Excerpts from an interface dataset
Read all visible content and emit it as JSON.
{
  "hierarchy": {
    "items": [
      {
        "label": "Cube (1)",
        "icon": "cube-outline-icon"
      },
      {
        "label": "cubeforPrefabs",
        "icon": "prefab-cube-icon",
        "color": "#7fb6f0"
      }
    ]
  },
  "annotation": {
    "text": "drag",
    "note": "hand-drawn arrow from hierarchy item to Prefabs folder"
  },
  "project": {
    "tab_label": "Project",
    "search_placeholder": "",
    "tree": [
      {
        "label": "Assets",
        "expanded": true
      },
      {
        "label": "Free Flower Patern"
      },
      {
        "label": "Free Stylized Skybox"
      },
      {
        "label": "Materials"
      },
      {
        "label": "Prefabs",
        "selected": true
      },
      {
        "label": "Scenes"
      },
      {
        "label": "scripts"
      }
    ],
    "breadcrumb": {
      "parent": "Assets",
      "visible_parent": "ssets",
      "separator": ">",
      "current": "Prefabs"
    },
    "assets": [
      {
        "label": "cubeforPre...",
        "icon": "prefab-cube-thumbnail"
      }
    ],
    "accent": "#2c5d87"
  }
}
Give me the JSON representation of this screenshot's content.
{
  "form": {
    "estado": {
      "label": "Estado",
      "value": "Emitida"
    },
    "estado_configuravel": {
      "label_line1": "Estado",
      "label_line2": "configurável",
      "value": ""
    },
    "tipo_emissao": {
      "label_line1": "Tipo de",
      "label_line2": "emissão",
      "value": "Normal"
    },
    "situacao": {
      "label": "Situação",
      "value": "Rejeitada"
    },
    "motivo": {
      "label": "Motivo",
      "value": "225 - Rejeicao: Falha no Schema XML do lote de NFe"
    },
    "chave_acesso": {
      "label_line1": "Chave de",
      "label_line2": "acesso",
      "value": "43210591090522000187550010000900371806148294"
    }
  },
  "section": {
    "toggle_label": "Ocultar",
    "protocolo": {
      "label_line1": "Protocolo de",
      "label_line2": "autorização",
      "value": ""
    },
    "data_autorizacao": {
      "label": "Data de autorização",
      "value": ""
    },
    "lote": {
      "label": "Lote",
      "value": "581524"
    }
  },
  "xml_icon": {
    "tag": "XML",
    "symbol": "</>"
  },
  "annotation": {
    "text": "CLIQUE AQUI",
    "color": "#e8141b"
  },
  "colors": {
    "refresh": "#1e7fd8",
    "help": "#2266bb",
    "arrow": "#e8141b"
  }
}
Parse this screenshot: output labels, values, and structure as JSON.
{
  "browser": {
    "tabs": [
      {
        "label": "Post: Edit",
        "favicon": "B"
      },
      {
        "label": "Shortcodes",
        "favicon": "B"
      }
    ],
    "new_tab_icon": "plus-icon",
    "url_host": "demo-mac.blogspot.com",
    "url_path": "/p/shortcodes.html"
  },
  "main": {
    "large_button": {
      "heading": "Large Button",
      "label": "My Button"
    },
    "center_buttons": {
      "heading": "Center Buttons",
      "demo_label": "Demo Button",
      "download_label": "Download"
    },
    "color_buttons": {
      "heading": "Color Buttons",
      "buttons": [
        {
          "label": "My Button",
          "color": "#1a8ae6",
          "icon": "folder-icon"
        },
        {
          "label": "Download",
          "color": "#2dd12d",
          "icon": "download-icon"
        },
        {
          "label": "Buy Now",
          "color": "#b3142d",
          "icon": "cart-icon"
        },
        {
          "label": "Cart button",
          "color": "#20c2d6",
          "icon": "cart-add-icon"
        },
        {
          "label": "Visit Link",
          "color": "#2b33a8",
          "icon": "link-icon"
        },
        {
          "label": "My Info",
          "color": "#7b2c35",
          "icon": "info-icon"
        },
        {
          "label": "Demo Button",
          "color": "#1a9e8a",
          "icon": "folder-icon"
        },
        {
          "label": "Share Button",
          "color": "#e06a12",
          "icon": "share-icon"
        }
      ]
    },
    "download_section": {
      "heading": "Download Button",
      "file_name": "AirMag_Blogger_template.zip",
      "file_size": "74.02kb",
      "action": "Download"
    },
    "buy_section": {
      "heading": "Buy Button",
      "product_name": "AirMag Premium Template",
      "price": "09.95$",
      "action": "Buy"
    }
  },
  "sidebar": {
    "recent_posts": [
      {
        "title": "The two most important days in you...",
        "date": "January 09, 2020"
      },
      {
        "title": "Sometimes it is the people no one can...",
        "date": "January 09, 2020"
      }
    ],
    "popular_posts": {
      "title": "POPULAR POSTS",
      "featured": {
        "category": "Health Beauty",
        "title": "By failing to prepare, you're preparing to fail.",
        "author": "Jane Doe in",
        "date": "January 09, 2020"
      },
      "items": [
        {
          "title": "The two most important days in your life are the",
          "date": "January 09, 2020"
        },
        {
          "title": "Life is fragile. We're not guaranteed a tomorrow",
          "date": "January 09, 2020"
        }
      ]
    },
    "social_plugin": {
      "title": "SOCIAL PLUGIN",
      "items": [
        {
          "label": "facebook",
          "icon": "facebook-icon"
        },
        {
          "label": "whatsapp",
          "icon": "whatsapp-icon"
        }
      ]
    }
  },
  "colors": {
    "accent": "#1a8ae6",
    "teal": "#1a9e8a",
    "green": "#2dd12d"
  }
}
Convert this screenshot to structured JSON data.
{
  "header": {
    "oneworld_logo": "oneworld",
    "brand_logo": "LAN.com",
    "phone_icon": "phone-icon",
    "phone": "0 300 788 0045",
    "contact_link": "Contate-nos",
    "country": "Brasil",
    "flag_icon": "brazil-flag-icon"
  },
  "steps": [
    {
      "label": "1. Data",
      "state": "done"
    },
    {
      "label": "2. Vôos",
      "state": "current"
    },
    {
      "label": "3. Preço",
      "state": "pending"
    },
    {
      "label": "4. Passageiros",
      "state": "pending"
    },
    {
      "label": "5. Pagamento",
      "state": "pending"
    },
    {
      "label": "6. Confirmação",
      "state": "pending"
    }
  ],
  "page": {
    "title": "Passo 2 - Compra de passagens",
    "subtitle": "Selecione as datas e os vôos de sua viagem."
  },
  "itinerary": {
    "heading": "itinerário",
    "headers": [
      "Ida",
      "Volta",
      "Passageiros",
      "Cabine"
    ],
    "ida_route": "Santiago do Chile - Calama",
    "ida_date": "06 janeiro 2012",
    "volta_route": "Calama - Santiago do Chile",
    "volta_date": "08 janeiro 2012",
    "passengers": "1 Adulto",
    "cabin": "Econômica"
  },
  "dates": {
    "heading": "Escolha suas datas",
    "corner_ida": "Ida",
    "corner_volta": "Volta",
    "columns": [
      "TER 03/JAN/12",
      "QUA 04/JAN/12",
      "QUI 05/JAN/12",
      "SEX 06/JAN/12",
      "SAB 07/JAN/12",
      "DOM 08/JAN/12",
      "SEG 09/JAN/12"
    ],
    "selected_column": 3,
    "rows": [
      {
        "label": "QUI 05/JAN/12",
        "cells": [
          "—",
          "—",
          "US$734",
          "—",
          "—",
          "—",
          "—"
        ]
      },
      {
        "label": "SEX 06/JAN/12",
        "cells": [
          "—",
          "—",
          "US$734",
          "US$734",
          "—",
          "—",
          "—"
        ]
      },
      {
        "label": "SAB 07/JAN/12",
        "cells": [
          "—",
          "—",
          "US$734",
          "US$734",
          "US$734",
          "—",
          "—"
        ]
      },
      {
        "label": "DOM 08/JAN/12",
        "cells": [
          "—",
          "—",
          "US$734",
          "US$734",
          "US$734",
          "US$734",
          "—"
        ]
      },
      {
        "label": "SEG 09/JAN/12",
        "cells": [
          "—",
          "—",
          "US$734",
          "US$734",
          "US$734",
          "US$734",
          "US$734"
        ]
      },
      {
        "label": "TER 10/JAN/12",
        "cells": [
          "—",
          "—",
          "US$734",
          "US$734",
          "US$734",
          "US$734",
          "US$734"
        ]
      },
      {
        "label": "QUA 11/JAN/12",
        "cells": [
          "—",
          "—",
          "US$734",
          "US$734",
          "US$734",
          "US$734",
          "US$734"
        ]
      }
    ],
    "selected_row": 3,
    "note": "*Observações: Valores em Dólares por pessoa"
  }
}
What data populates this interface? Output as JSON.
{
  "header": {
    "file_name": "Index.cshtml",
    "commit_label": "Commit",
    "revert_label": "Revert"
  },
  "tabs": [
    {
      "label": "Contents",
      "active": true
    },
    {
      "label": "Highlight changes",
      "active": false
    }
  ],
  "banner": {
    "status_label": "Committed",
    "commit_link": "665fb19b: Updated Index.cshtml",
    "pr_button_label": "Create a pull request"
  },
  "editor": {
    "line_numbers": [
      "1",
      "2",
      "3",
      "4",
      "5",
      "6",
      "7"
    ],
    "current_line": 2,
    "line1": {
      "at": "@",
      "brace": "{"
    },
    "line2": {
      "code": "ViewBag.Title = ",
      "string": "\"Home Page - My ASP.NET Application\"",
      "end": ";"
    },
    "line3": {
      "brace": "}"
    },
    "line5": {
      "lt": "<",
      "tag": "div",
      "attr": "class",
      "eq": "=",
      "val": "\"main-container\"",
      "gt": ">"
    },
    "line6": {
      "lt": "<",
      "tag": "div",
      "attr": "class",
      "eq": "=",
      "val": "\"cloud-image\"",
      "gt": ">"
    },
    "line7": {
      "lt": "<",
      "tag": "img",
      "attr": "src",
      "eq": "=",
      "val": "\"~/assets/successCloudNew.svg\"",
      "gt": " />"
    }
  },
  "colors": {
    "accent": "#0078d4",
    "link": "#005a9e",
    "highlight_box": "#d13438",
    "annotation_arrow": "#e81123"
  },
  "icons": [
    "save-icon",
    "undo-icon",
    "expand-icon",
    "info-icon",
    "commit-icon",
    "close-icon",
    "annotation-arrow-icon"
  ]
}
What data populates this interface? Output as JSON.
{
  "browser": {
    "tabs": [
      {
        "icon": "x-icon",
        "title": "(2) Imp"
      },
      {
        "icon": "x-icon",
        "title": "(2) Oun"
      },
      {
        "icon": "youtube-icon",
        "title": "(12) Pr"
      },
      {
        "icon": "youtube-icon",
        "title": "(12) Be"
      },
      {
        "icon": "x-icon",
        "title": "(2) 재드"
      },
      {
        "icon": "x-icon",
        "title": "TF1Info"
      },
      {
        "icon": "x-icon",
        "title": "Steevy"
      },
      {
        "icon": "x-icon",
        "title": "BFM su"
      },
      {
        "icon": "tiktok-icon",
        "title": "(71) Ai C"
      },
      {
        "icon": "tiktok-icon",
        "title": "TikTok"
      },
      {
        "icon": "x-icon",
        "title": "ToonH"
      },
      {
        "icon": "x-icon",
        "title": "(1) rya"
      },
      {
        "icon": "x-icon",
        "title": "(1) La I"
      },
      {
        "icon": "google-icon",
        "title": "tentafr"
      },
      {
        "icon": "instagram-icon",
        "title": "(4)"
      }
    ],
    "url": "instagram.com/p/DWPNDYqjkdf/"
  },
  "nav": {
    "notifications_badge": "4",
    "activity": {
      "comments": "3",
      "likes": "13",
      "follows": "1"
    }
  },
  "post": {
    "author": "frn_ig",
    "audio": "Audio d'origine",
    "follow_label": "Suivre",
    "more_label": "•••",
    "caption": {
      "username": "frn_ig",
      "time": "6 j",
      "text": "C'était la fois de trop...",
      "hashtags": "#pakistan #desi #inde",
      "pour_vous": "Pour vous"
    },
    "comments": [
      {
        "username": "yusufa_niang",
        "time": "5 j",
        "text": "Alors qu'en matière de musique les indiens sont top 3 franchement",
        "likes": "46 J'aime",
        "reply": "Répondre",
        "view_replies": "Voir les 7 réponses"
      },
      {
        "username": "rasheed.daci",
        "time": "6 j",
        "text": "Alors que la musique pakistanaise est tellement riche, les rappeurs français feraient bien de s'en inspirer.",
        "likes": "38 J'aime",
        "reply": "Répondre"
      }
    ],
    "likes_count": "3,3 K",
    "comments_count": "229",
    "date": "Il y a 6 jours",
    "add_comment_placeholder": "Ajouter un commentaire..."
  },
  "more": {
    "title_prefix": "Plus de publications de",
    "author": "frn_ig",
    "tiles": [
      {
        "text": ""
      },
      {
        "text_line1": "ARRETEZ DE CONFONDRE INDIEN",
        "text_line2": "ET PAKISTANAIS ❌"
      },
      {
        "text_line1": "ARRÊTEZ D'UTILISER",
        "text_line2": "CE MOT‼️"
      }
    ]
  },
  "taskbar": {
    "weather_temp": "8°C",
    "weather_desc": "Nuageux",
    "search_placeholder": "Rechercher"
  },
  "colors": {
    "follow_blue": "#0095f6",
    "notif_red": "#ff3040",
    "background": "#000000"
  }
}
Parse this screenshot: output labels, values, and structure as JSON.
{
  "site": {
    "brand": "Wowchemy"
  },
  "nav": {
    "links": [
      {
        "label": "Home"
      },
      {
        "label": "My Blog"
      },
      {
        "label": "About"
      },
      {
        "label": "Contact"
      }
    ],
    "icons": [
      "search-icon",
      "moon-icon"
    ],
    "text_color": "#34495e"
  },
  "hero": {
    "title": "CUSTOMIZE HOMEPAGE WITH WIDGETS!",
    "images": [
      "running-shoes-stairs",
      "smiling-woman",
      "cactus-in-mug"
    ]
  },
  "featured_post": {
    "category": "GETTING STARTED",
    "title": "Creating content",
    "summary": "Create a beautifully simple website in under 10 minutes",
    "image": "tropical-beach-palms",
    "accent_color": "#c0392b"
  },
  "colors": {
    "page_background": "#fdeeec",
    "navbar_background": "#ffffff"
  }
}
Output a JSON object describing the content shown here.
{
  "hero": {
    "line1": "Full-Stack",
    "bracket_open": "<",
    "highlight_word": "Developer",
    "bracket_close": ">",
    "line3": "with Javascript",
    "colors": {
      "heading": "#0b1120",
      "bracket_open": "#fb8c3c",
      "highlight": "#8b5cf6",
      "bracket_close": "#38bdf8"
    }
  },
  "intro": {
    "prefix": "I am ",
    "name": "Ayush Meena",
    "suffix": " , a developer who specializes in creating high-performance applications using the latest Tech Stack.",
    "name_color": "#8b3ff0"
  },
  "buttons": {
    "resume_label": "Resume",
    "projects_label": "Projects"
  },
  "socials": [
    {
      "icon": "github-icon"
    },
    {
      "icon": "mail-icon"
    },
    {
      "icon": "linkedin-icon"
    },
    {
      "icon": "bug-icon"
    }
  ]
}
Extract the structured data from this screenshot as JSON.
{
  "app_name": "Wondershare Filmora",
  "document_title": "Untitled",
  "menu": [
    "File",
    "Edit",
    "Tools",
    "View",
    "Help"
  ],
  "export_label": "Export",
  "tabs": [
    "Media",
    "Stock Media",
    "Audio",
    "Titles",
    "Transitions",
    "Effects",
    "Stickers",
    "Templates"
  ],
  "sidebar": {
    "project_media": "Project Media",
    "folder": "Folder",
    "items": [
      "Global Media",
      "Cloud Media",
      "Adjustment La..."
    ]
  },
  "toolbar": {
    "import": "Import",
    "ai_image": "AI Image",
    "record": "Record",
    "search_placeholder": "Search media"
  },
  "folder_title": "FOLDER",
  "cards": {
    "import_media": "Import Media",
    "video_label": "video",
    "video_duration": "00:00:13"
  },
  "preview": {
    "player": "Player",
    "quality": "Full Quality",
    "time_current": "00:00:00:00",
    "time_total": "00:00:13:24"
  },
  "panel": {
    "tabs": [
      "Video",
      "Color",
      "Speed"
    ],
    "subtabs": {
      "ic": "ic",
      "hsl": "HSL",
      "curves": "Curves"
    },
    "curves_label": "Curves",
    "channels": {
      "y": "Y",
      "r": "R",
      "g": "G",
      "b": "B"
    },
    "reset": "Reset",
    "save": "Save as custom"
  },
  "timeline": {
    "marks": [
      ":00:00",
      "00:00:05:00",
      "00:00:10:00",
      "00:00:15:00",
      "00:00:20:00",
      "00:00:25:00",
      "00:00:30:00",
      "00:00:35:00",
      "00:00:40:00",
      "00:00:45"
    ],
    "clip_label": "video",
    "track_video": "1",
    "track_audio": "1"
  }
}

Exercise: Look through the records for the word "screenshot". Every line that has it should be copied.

Output below:
Give me the JSON representation of this screenshot's content.
Parse this screenshot: output labels, values, and structure as JSON.
Convert this screenshot to structured JSON data.
Parse this screenshot: output labels, values, and structure as JSON.
Extract the structured data from this screenshot as JSON.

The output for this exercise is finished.